Mar. 29, 2016

DRG staff


Every professional wants to make advancements in his or her career. For some nonprofit executives, becoming the CEO or executive director of an organization is the emblem of success, but is the CEO role at the top of your ladder of success? Are you ready to take on all the responsibilities that come with the title?

Not being a CEO doesn’t mean that you’re not a spectacular leader with something to contribute to the nonprofit sector or organization, and saying “no” to the top job doesn’t mean that you aren’t reaching your greatest potential as a nonprofit professional.Bestselling leadership author Bill George reminds us that being authentic and exercising self-awareness are the foundation for success in his recent article for the Huffington Post. According to George, “Leaders must undertake rigorous personal development and have multiple leadership experiences before they are prepared for major leadership assignments. Through these processes, they learn about themselves and how to lead diverse people through complex challenges.”

Are you at that point in your career?

Asking yourself the tough questions that are so easily evaded when you’re considering top-level, high-paying positions is important for your success and future. In order to determine if the opportunity is right for you, you’ll need to assess how the top position intersects with your personal life, goals, professional experiences and training.

In his popular 1998 article in the Harvard Business Review, “What Makes a Leader?,” Dr. Daniel Goleman, an internationally-recognized psychologist and author, remarked: “Someone who is highly self-aware knows where he is headed and why; so, for example, he will be able to be firm in turning down a job offer that is tempting financially but does not fit with his principles or long-term goals. A person who lacks self-awareness is apt to make decisions that bring on inner turmoil by treading on buried values.”

Through self-assessments, some nonprofit professionals may find that their talent and ambitions are in another area in nonprofit, such as the director of development or chief operating officer roles. Even if the CEO or executive director position is a natural transition in your career, it’s still necessary to evaluate your strengths and weaknesses as well as your motivation for wanting to lead an organization.

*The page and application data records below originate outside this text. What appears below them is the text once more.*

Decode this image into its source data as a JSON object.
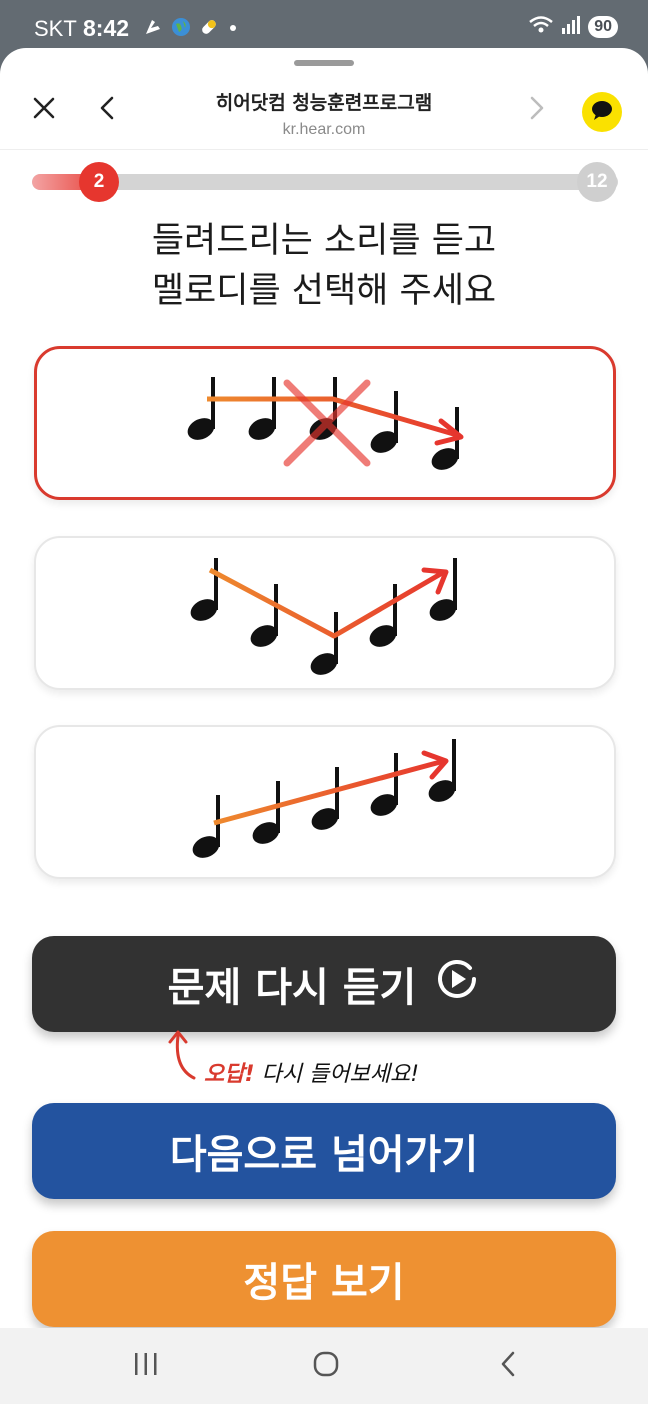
{
  "status_bar": {
    "carrier": "SKT",
    "time": "8:42",
    "battery": "90",
    "icons": [
      "notification-icon",
      "globe-icon",
      "pill-icon",
      "dot-icon",
      "wifi-icon",
      "signal-icon"
    ]
  },
  "header": {
    "title": "히어닷컴 청능훈련프로그램",
    "url": "kr.hear.com",
    "icons": [
      "close-icon",
      "back-icon",
      "forward-icon",
      "kakaotalk-icon"
    ]
  },
  "progress": {
    "current": "2",
    "total": "12",
    "fraction": 0.1
  },
  "question": {
    "line1": "들려드리는 소리를 듣고",
    "line2": "멜로디를 선택해 주세요"
  },
  "options": [
    {
      "pattern": "flat-then-down",
      "state": "wrong"
    },
    {
      "pattern": "down-then-up",
      "state": "default"
    },
    {
      "pattern": "ascending",
      "state": "default"
    }
  ],
  "buttons": {
    "replay": "문제 다시 듣기",
    "next": "다음으로 넘어가기",
    "answer": "정답 보기"
  },
  "hint": {
    "wrong": "오답!",
    "rest": "다시 들어보세요!"
  },
  "colors": {
    "accent_red": "#e6362e",
    "dark_button": "#323232",
    "blue_button": "#23539f",
    "orange_button": "#ee9132",
    "arrow_orange": "#ee7a2e"
  }
}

Success isn’t determined solely by big job titles. To achieve personal and professional fulfillment, make sure that the role you choose to pursue will allow you to grow and become the best version of your professional self.